* **EXERCISE REQUIREMENTS**:
Please retype the listing below exactly as it stands, skipping any pictures.

* **SUPPLIED MATERIAL**:
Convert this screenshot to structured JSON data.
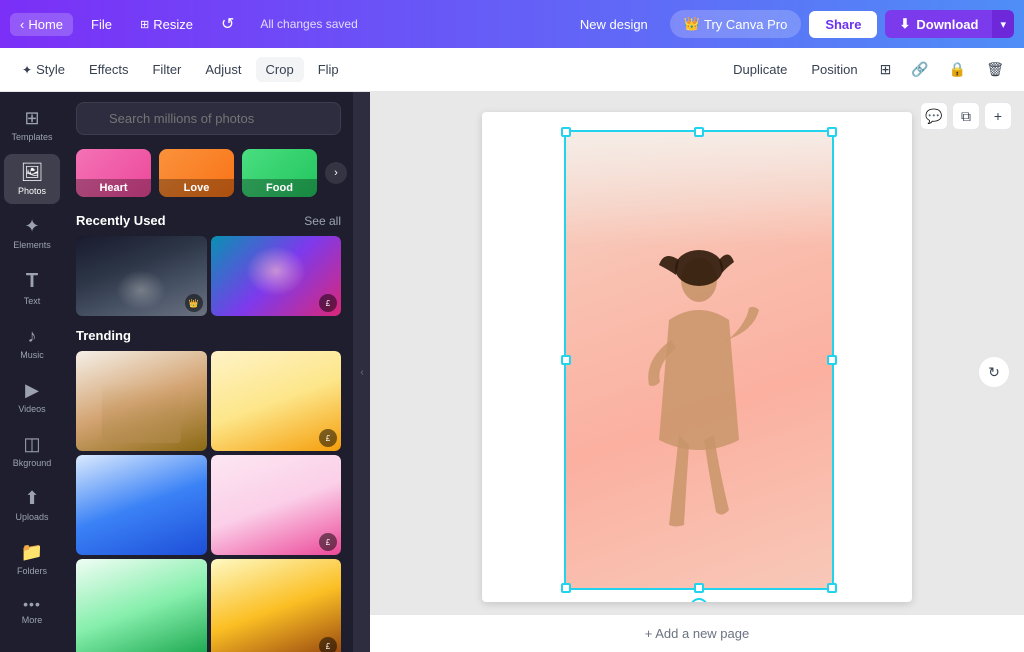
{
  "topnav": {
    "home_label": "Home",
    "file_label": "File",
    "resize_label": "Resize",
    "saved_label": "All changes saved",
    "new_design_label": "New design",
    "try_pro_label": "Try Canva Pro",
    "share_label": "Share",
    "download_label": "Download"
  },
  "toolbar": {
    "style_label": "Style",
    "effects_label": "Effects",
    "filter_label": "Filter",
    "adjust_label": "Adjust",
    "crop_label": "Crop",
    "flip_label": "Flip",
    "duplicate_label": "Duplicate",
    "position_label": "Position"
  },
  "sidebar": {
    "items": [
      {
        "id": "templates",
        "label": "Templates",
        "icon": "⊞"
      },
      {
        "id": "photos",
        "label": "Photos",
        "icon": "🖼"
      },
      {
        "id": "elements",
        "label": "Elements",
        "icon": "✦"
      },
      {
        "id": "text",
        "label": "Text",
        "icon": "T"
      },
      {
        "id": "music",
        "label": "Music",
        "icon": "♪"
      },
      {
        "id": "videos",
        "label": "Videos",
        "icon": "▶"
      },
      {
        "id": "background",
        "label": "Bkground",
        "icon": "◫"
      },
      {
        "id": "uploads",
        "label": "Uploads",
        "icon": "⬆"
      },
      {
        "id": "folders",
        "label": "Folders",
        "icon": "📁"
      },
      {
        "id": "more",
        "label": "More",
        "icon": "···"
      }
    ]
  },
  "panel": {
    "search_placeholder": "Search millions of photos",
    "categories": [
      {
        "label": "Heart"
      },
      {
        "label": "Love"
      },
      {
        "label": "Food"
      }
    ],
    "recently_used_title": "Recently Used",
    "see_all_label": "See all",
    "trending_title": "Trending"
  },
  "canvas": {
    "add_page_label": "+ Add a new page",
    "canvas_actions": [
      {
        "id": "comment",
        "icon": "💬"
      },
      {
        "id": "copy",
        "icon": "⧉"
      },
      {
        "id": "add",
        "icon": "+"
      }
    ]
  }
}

* **ANSWER BOX**:
Convert this screenshot to structured JSON data.
{
  "topnav": {
    "home_label": "Home",
    "file_label": "File",
    "resize_label": "Resize",
    "saved_label": "All changes saved",
    "new_design_label": "New design",
    "try_pro_label": "Try Canva Pro",
    "share_label": "Share",
    "download_label": "Download"
  },
  "toolbar": {
    "style_label": "Style",
    "effects_label": "Effects",
    "filter_label": "Filter",
    "adjust_label": "Adjust",
    "crop_label": "Crop",
    "flip_label": "Flip",
    "duplicate_label": "Duplicate",
    "position_label": "Position"
  },
  "sidebar": {
    "items": [
      {
        "id": "templates",
        "label": "Templates",
        "icon": "⊞"
      },
      {
        "id": "photos",
        "label": "Photos",
        "icon": "🖼"
      },
      {
        "id": "elements",
        "label": "Elements",
        "icon": "✦"
      },
      {
        "id": "text",
        "label": "Text",
        "icon": "T"
      },
      {
        "id": "music",
        "label": "Music",
        "icon": "♪"
      },
      {
        "id": "videos",
        "label": "Videos",
        "icon": "▶"
      },
      {
        "id": "background",
        "label": "Bkground",
        "icon": "◫"
      },
      {
        "id": "uploads",
        "label": "Uploads",
        "icon": "⬆"
      },
      {
        "id": "folders",
        "label": "Folders",
        "icon": "📁"
      },
      {
        "id": "more",
        "label": "More",
        "icon": "···"
      }
    ]
  },
  "panel": {
    "search_placeholder": "Search millions of photos",
    "categories": [
      {
        "label": "Heart"
      },
      {
        "label": "Love"
      },
      {
        "label": "Food"
      }
    ],
    "recently_used_title": "Recently Used",
    "see_all_label": "See all",
    "trending_title": "Trending"
  },
  "canvas": {
    "add_page_label": "+ Add a new page",
    "canvas_actions": [
      {
        "id": "comment",
        "icon": "💬"
      },
      {
        "id": "copy",
        "icon": "⧉"
      },
      {
        "id": "add",
        "icon": "+"
      }
    ]
  }
}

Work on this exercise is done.